INSTRUCTIONS FOR THE TASK — Gather each line containing the string "file" from these entries.

LISTED ENTRIES —
BEGIN
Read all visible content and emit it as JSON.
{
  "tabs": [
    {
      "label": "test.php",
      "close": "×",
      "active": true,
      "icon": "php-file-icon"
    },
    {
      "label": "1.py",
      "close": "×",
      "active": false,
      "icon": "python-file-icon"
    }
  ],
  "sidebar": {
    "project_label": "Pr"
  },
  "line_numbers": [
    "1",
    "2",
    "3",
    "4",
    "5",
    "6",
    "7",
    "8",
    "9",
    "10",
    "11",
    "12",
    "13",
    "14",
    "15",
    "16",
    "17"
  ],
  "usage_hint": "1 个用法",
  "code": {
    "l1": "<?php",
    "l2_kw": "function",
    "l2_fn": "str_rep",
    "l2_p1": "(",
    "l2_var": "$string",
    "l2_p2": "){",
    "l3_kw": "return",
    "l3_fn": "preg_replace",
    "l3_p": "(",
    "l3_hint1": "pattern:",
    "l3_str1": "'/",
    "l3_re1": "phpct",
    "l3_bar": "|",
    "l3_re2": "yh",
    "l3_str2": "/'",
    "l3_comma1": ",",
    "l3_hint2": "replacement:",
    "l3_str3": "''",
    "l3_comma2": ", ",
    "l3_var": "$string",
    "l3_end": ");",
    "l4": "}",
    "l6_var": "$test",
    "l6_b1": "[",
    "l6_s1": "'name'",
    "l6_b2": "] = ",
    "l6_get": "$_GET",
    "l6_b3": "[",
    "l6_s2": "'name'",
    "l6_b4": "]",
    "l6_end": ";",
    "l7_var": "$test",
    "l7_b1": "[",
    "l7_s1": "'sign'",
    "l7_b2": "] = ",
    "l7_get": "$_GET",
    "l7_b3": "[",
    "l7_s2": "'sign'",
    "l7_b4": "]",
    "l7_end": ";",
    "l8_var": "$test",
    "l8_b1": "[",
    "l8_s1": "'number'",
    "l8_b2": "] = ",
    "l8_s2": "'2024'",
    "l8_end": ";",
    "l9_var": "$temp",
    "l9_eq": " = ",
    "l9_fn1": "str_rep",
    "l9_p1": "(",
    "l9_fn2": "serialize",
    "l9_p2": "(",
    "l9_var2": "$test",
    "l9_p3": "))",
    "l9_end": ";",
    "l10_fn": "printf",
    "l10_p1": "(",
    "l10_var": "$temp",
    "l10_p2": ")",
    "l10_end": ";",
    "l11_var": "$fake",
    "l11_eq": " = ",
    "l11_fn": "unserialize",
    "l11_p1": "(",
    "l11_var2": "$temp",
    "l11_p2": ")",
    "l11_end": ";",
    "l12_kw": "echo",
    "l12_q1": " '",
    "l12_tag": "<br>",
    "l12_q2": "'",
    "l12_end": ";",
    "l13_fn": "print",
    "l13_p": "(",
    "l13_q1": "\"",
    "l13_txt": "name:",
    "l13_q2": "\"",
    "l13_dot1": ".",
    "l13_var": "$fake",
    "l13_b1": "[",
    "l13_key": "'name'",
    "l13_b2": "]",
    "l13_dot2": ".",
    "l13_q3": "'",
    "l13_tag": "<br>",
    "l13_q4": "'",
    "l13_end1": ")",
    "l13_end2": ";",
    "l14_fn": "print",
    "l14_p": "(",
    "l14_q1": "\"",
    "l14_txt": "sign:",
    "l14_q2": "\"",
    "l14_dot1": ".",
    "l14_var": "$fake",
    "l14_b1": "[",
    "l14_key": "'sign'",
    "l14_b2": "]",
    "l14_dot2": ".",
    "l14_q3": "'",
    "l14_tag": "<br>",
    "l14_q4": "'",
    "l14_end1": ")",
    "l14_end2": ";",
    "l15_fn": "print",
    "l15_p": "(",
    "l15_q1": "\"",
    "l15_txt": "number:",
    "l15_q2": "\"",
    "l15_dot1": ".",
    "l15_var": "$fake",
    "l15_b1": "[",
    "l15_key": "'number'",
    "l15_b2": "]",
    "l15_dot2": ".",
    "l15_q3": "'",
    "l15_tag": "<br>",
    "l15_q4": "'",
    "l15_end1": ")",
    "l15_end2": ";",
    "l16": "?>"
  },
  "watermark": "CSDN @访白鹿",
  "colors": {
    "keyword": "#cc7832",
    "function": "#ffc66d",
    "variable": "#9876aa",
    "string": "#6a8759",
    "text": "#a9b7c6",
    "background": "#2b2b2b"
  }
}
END
ANSWER BOX —
      "icon": "php-file-icon"
      "icon": "python-file-icon"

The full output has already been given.